= Work instructions =
Leave every picture out, and write out the remaining entries exactly.

Interface dataset entries:
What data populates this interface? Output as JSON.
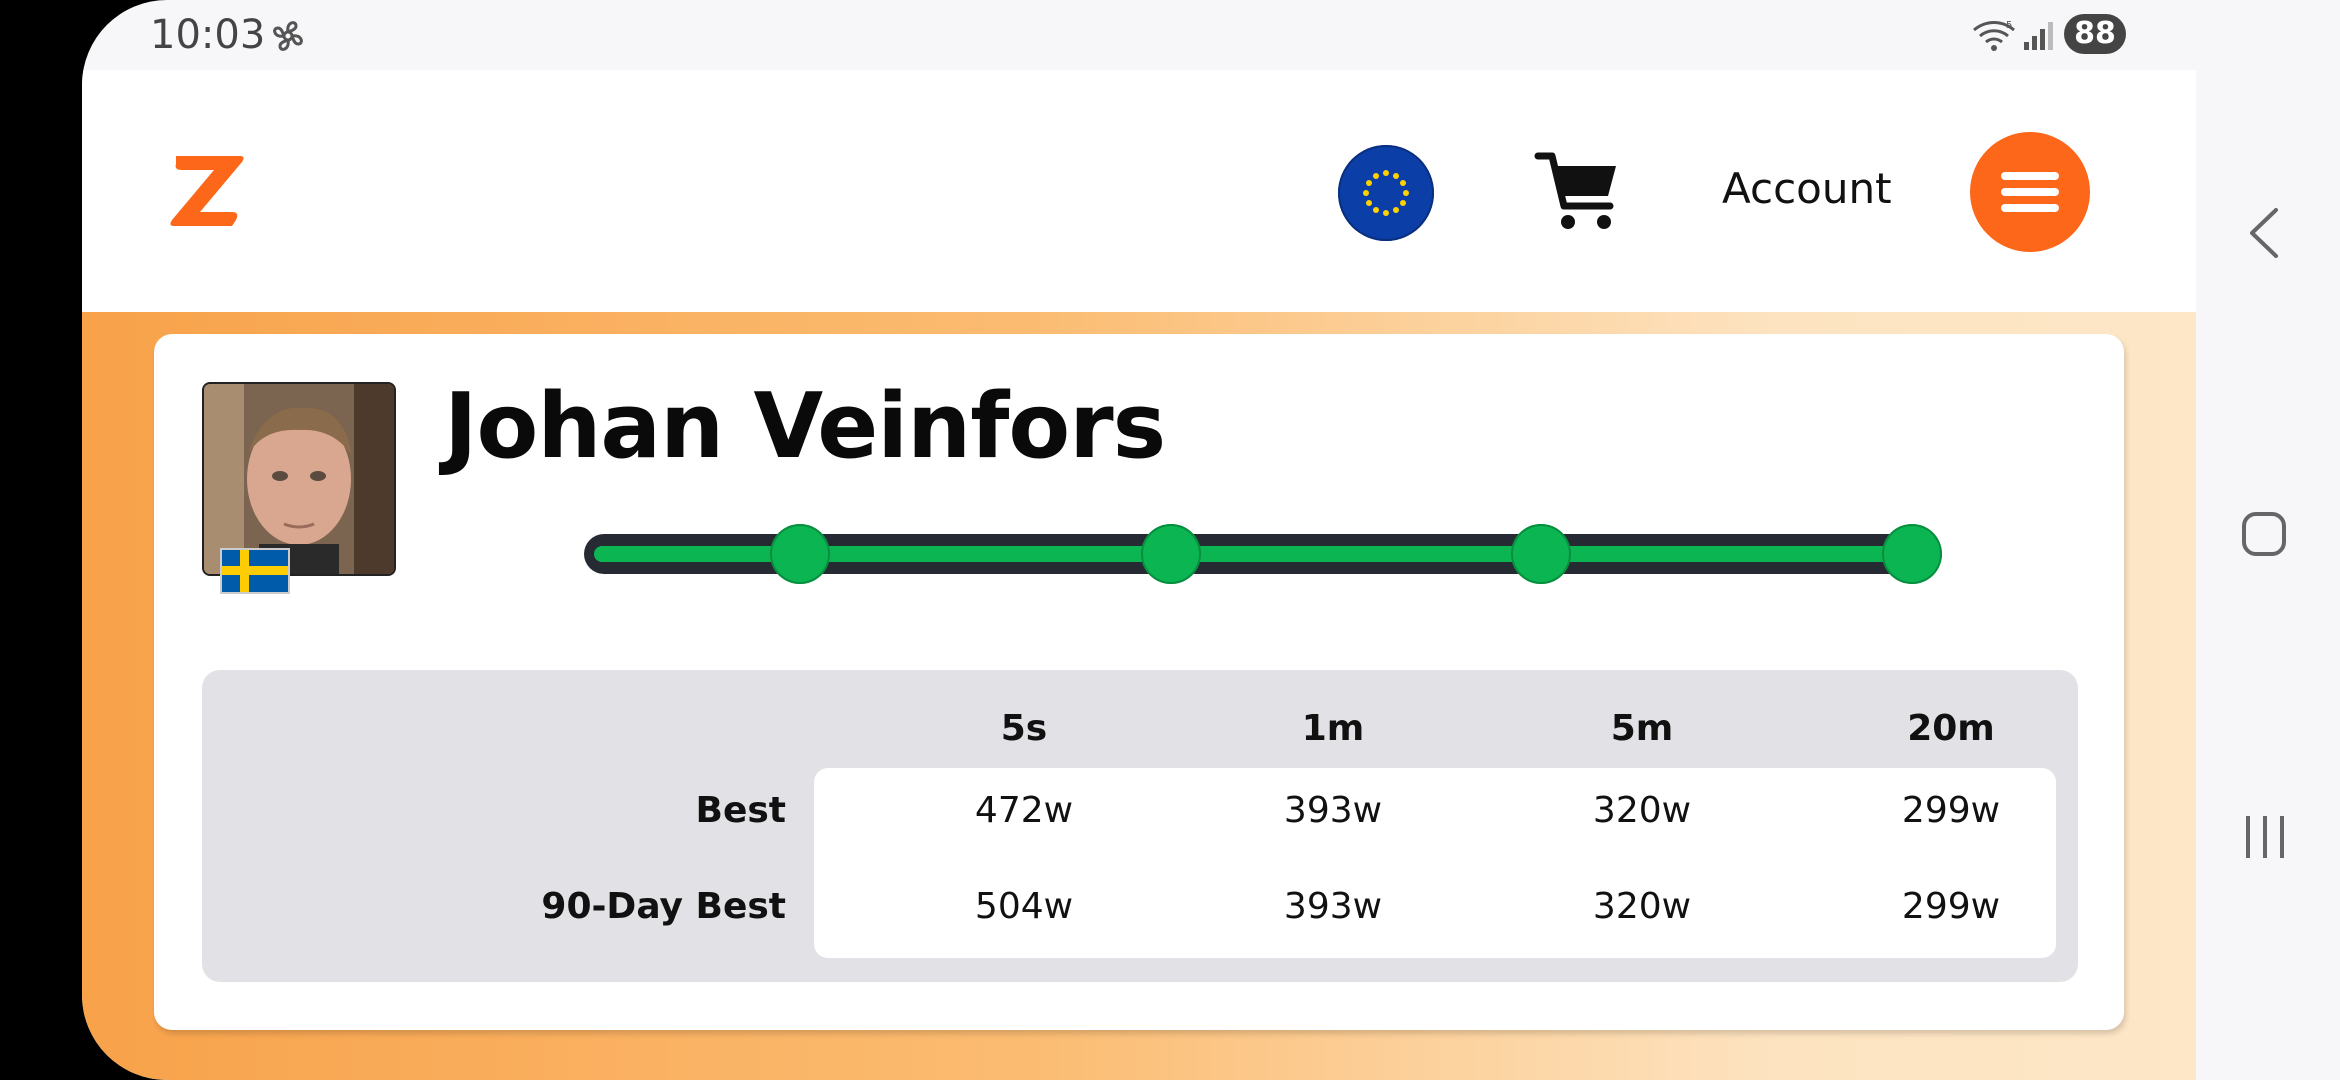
{
  "status_bar": {
    "time": "10:03",
    "battery": "88",
    "icons": [
      "fan-icon",
      "wifi-icon",
      "signal-icon"
    ]
  },
  "header": {
    "logo_icon": "zwift-logo",
    "region_icon": "eu-flag-icon",
    "cart_icon": "cart-icon",
    "account_label": "Account",
    "menu_icon": "hamburger-menu-icon",
    "accent_color": "#fc6719"
  },
  "profile": {
    "name": "Johan Veinfors",
    "country_flag": "sweden-flag-icon",
    "progress": {
      "steps_total": 4,
      "steps_completed": 4,
      "color": "#0bb652"
    }
  },
  "power_table": {
    "columns": [
      "5s",
      "1m",
      "5m",
      "20m"
    ],
    "rows": [
      {
        "label": "Best",
        "values": [
          "472w",
          "393w",
          "320w",
          "299w"
        ]
      },
      {
        "label": "90-Day Best",
        "values": [
          "504w",
          "393w",
          "320w",
          "299w"
        ]
      }
    ]
  },
  "nav_bar": {
    "icons": [
      "back-icon",
      "home-icon",
      "recents-icon"
    ]
  }
}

= The answer =
What data populates this interface? Output as JSON.
{
  "status_bar": {
    "time": "10:03",
    "battery": "88",
    "icons": [
      "fan-icon",
      "wifi-icon",
      "signal-icon"
    ]
  },
  "header": {
    "logo_icon": "zwift-logo",
    "region_icon": "eu-flag-icon",
    "cart_icon": "cart-icon",
    "account_label": "Account",
    "menu_icon": "hamburger-menu-icon",
    "accent_color": "#fc6719"
  },
  "profile": {
    "name": "Johan Veinfors",
    "country_flag": "sweden-flag-icon",
    "progress": {
      "steps_total": 4,
      "steps_completed": 4,
      "color": "#0bb652"
    }
  },
  "power_table": {
    "columns": [
      "5s",
      "1m",
      "5m",
      "20m"
    ],
    "rows": [
      {
        "label": "Best",
        "values": [
          "472w",
          "393w",
          "320w",
          "299w"
        ]
      },
      {
        "label": "90-Day Best",
        "values": [
          "504w",
          "393w",
          "320w",
          "299w"
        ]
      }
    ]
  },
  "nav_bar": {
    "icons": [
      "back-icon",
      "home-icon",
      "recents-icon"
    ]
  }
}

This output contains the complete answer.